Now, what I want to say is first of all I just stopped and prayed for this family because I know that this has to be absolutely agonizing. It is agonizing for him. It will be soon agonizing for her and for the children—those who are completely innocent in this saga. I do think that you need to tell her and for several reasons: One of those reasons being, you have sinned against her. Your having this adulterous affair is a sin against your wife, and until you have confessed to her and until you have repented to her I don’t think you are finished with the process of repenting.
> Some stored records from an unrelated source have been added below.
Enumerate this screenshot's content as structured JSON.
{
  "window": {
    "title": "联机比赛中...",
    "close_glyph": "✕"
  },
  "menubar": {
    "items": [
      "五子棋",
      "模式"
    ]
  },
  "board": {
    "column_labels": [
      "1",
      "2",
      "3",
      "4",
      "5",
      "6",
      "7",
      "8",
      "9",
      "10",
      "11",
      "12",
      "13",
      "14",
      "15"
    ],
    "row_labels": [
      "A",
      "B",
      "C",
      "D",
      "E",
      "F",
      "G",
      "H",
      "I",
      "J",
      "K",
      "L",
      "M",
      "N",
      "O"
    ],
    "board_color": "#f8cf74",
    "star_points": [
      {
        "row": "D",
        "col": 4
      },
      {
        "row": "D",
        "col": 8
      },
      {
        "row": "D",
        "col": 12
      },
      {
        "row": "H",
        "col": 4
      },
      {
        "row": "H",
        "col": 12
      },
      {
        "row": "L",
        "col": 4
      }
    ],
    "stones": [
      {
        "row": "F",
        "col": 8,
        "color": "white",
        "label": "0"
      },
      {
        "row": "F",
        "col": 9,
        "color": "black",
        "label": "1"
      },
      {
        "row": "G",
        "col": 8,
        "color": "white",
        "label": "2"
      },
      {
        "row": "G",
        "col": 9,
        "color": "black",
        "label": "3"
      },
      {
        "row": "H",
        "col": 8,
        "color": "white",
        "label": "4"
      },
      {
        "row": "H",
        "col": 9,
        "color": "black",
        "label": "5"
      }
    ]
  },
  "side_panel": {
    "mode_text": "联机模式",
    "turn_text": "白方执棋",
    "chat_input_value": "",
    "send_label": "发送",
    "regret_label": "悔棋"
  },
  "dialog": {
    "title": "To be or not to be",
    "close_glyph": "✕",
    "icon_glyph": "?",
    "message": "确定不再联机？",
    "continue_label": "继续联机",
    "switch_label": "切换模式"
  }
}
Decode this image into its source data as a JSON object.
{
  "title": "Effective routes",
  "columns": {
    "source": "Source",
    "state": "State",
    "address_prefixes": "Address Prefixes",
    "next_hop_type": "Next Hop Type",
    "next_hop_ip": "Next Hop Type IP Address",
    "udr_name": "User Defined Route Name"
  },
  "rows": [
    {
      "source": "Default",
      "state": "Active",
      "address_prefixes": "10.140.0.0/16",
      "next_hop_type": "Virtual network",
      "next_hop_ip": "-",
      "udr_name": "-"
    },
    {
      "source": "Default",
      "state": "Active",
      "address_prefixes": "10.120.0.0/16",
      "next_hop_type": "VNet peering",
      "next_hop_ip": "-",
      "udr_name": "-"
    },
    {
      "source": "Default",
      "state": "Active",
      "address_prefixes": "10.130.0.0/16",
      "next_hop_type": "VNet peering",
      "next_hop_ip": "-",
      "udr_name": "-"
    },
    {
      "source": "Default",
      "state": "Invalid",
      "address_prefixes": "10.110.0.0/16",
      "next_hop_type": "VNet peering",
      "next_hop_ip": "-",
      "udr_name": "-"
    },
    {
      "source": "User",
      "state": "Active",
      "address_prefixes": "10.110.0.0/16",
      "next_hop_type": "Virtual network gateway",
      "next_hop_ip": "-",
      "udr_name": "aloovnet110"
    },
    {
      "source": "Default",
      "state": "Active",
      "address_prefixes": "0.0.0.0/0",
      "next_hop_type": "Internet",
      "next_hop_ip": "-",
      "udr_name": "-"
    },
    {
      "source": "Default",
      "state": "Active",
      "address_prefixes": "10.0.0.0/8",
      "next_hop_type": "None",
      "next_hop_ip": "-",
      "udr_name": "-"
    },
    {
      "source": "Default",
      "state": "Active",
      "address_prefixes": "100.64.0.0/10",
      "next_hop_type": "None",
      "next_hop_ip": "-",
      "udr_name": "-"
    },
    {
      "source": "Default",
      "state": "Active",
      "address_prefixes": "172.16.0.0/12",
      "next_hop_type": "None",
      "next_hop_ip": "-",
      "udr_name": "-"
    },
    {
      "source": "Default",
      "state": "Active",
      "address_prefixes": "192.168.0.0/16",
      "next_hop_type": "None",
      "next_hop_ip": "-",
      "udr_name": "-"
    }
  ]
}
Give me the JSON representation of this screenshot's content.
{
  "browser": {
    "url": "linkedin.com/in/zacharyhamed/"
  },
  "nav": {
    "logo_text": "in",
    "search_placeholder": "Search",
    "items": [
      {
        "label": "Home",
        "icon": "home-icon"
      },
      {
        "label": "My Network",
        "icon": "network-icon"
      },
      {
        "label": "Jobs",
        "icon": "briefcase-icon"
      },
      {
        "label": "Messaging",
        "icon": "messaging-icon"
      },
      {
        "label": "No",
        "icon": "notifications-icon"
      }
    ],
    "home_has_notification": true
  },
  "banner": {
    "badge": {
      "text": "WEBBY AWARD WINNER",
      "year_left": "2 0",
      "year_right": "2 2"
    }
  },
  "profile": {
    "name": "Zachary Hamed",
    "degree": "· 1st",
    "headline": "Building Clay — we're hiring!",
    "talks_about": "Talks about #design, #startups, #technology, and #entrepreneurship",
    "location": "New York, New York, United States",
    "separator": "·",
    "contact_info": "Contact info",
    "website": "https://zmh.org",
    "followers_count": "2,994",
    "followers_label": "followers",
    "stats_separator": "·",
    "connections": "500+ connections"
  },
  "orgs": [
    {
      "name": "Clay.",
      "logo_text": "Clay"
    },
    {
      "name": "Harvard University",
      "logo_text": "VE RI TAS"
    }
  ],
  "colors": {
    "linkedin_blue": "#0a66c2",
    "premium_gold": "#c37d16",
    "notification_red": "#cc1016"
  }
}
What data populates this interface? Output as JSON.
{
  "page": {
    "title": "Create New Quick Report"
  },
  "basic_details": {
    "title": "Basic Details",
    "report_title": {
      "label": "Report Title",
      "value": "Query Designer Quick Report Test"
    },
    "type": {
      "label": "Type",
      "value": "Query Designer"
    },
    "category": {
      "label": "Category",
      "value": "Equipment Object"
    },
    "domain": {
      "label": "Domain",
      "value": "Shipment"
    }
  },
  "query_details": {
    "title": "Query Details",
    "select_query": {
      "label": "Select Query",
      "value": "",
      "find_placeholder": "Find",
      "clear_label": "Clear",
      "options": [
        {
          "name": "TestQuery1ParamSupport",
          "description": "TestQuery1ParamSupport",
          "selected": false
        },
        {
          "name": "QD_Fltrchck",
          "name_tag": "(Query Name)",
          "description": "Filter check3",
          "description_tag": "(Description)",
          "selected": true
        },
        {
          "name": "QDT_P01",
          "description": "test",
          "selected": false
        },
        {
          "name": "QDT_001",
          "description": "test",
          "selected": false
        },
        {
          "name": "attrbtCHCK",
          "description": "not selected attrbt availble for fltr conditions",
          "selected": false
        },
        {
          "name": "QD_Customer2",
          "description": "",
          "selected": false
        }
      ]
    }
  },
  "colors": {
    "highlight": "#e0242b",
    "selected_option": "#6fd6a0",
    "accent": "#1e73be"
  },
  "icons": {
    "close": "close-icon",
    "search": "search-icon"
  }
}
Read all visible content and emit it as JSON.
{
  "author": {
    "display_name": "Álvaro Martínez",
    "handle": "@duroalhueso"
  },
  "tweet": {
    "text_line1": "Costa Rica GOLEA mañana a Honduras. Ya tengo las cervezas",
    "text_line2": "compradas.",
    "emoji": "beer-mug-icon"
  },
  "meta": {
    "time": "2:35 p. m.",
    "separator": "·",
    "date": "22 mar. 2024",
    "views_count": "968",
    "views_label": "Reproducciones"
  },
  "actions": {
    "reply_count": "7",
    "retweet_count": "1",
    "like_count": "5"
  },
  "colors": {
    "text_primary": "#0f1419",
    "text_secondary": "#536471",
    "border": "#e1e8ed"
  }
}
Biblically she has ownership—that is radical language, I Corinthians, chapter 7—she has ownership over your sexuality, and so your sin affects her, even if she doesn’t know about it. And it affects her in several ways: one of them being you have joined yourself with some other woman outside of your marriage, which has a spiritual, mysterious effect, Paul says in I Corinthians, chapter 6.

Secondly though, you have brought to the marriage a breakdown in intimacy. You are keeping a secret from her about something that is at the core of your marriage. She deserves to know this, and I don’t think you have finished repenting until you confess it to her and until you ask for her forgiveness. I also don’t think that you are going to be free from the weight of conviction that you feel from that sense of guilt that you either feel—or if you don’t feel, it’s because you have covered that over and you have a heart that is numb to that. I think that you need to confess this and get that out in the open.

Having said that, I want to say to you be prepared for the consequences of your sin. And I think that you need to make it very clear when you confess this to your wife that she is more important to you than the risk that may come along with your confessing this to her. And so you need to own your sin. You need to communicate this to her as a sin, and do not give any indication that you blame her at all. She is already probably going to be looking for that in whatever it is that you are saying. Do not give even the appearance that you are blaming her. So whatever problems you may have had in your marriage, whatever sorts of issues that you may have with her, this is not the time to talk about those things. You have no ground to give any list of grievances to her—regardless of whether or not those things may be legitimate. She is not to blame for your immorality and your sin, and so don’t imply that she is.

And I would also say don’t take her first reaction to be necessarily her last reaction. She is going to feel betrayed. She is going to feel outraged. She is going to feel as though she doesn’t even understand what her world means right now. That is all completely natural because you have broken the covenant. You have sinned against her, and you have done so with a breach of trust. Don’t defend yourself. Don’t give excuses, reasons. And let her express the grief and the anger that comes out of this. You have been carrying this sin with you now for several years. It could feel to you almost as a relief to get it out in the open in front of her. But this is the first time she is hearing about this, and so, you can’t expect her to forgive you immediately, reconcile with you immediately, move on. She has to grieve this, and she has to express the sort of anger that she has. Let her do that, and then wait patiently for her to forgive you. Don’t expect that she owes you some sort of immediate reconciliation. You are going to have to spend in many ways the rest of your life in your marriage rebuilding the trust that is there, even when she does forgive you.

So I am really sorry about this, and I am praying for your entire family, but yeah, you need to tell her. That is the second step for you, after confessing to God, in your repentance.

What is your question? Maybe it is something that you came across when you were reading the Bible. Maybe it is something that you were talking about with a neighbor or someone that you are witnessing to or something that came up in a Sunday School class or a Bible study or something that you are facing in your workplace or your family. Send it to me, [email protected], and we will address it right here on Questions and Ethics. Until next time, this is Russell Moore.